Improvements are proposed by year's end at five North Little Rock fire stations, plus the relocation of another to begin in early 2019, according to an outline of projects to be funded by the city's newest sales tax.
The fire station projects are part of a $40 million package over five years to be paid for with revenue from one-half of the 1 percentage-point city sales tax increase North Little Rock voters approved in an August special election. Other projects include a new Police and Courts Building, and street and drainage improvements citywide.
The half percent dedicated to the capital projects will expire in five years, while the other half percent is permanent to help fund city operations.
Collection of the tax began Jan. 1, but because collection and distribution of the tax revenue from the state takes about two months, the city won't receive any of the new revenue until March. The tax is in addition to a 1 percent city sales tax approved in 2000.
"For anything besides internal planning, we don't have money to pay people" yet for the proposed construction projects, said Nathan Hamilton, the city's communications director. "But we are doing a bunch of internal planning."
Assessments by the Fire Department of current and future needs for the city's 11 fire stations have determined which stations have the most immediate needs. Fire station improvements are to use $10 million of the new tax revenue over the five-year period. About $1.5 million is forecast to be spent this year.
The biggest job will be groundbreaking on a new Station No. 6 in the Levy area by early next year, according to the project report.
The old station, built in 1964 at 3500 Camp Robinson Road, had 24 deficiencies, according to an evaluation by Fire Department staff members last summer. Problems included cracked ceiling beams, crumbling concrete blocks in walls, an upstairs shower that can't be used because it floods the lower floor, plumbing leaks and roof leaks.
Station No. 6 is the city's busiest, making 2,467 runs in 2016.
The Levy station is to be "relocated nearby and rebuilt in order to provide better, modern fire protection for the area," according to the project summary. Locations are being considered and will be recommended to the North Little Rock City Council for approval.

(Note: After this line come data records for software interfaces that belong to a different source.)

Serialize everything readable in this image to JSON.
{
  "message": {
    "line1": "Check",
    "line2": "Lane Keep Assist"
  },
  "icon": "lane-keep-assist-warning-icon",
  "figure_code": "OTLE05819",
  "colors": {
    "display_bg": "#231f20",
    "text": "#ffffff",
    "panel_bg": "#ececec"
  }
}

The other stations with the most needs, according to department recommendations, are: Station No. 2, at 3700 E. Broadway; Station No. 4, at 8723 Maumelle Boulevard; Station No. 7, at 2401 McCain Blvd.; Station No. 10, at 8800 U.S. 70 East; and Station No. 11, at 9906 Baucum Pike.
Proposed street and drainage improvements will be funded with $500,000 to be allotted from the tax each year for five years to the city's four wards, in addition to current ward funding. Council members are to compile priority lists based on recommendations from the city street and engineering departments and from meetings with ward residents.

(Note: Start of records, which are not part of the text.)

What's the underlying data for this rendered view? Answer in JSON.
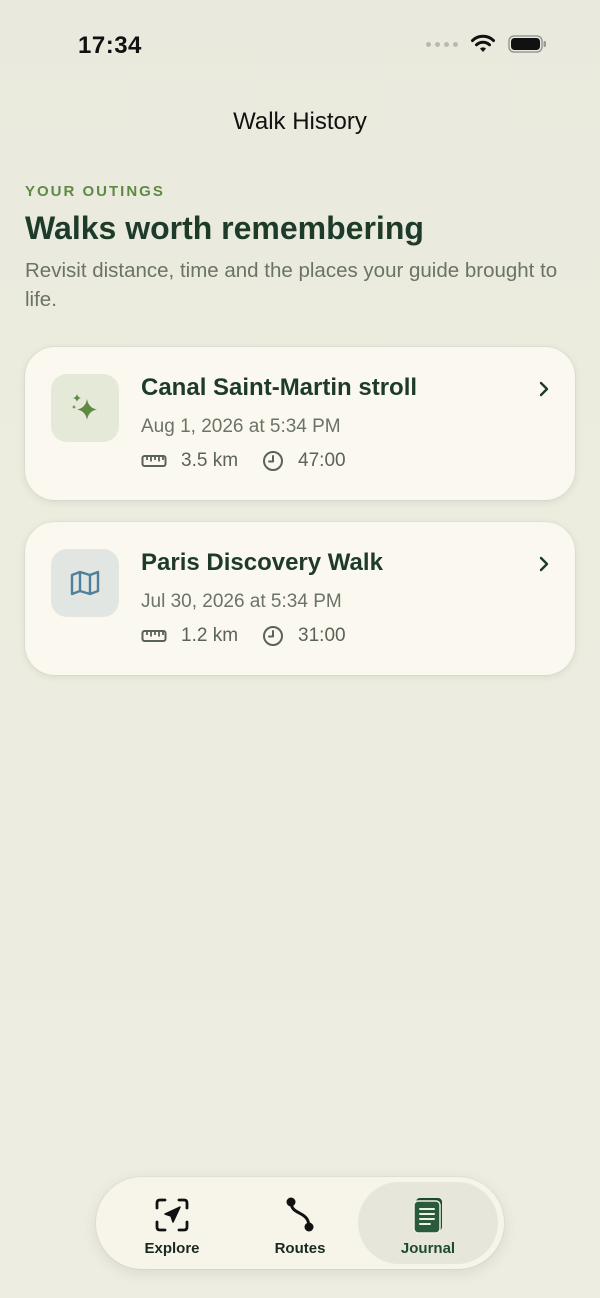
{
  "status_bar": {
    "time": "17:34",
    "icons": [
      "signal-dots-icon",
      "wifi-icon",
      "battery-icon"
    ]
  },
  "header": {
    "title": "Walk History"
  },
  "intro": {
    "eyebrow": "YOUR OUTINGS",
    "headline": "Walks worth remembering",
    "subtitle": "Revisit distance, time and the places your guide brought to life."
  },
  "walks": [
    {
      "icon": "sparkles-icon",
      "title": "Canal Saint-Martin stroll",
      "date": "Aug 1, 2026 at 5:34 PM",
      "distance": "3.5 km",
      "duration": "47:00"
    },
    {
      "icon": "map-icon",
      "title": "Paris Discovery Walk",
      "date": "Jul 30, 2026 at 5:34 PM",
      "distance": "1.2 km",
      "duration": "31:00"
    }
  ],
  "tabbar": {
    "tabs": [
      {
        "label": "Explore",
        "icon": "explore-icon",
        "selected": false
      },
      {
        "label": "Routes",
        "icon": "routes-icon",
        "selected": false
      },
      {
        "label": "Journal",
        "icon": "journal-icon",
        "selected": true
      }
    ]
  },
  "colors": {
    "accent_green": "#5f8a44",
    "headline": "#1d3b28",
    "card_bg": "#fbf9ef",
    "map_icon": "#4f7f9a"
  }
}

Chief City Engineer Chris Wilbourn has already met with residents from each ward, Hamilton said, with more meetings to come.

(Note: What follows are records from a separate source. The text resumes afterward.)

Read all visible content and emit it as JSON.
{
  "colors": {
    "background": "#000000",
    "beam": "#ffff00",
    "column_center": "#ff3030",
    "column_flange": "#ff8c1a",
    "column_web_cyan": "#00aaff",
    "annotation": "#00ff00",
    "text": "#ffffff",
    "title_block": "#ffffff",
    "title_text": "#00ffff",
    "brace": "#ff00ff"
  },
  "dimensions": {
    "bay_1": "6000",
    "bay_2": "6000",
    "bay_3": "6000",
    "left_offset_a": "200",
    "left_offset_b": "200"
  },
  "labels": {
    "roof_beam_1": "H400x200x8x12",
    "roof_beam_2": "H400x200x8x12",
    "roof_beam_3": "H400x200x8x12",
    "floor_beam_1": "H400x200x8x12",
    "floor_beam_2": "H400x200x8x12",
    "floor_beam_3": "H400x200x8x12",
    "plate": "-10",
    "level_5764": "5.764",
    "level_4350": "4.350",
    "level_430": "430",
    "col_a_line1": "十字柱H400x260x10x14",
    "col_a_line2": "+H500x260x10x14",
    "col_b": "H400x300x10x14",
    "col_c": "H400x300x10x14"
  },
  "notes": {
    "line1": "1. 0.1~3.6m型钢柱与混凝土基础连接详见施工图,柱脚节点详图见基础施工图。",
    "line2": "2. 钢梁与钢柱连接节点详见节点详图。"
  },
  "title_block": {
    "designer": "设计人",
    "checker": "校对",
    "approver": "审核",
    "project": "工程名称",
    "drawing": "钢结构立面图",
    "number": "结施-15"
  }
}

"We hope to have a final list of the projects in each ward, selected by the Council members, by the end of February or early March," Hamilton said in an email last week. "Unrelated to the North Little Rock Proud projects, the annual overlay projects (at least a half a million dollars) have been selected and just waiting on the Mayor's approval."
Mayor Joe Smith has already announced a proposal to relocate the city's 57-year-old Police and Courts Building at 200 W. Pershing Blvd. through a property swap with the North Little Rock School District.
The proposal would exchange the city building, and the school district's Administration Building at 2700 Poplar St. and the adjacent Arkansas Army National Guard's Fisher Armory at 2600 Poplar St. The school district owns both properties, although the National Guard owns the armory building and its contents.
In a work session Thursday evening, the North Little Rock School Board decided to take up Smith's proposal at its next meeting later this month. If the School Board approves the transaction, the city would next take the proposal to Maj. Gen. Mark Berry, the adjutant general of the Arkansas National Guard.
A timeline for the new Police and Courts Building shows demolition of the armory beginning this summer, with groundbreaking in the spring of 2019, according to the project report. Construction would take 12-18 months, with a possible grand opening by the fall of 2020.
"We're still working on needs assessment stuff, but the big thing is waiting on the school district," Hamilton said of the Police and Courts Building progress.
Separate from the new tax, the city expects construction to start on a city-owned downtown plaza on Main Street in April.
Expected to begin that same month is a three-story building on city property near the plaza where the North Little Rock Convention and Visitors Bureau will relocate; along with two private companies, and a five- or six-story building behind the plaza to headquarter First Orion, a company that develops and sells software for cellphones. A 162-unit apartment development is already under construction one block off Main Street.
"All in all, we will be having the most active construction season that North Little Rock infrastructure has seen in decades," Hamilton said.
Metro on 02/04/2018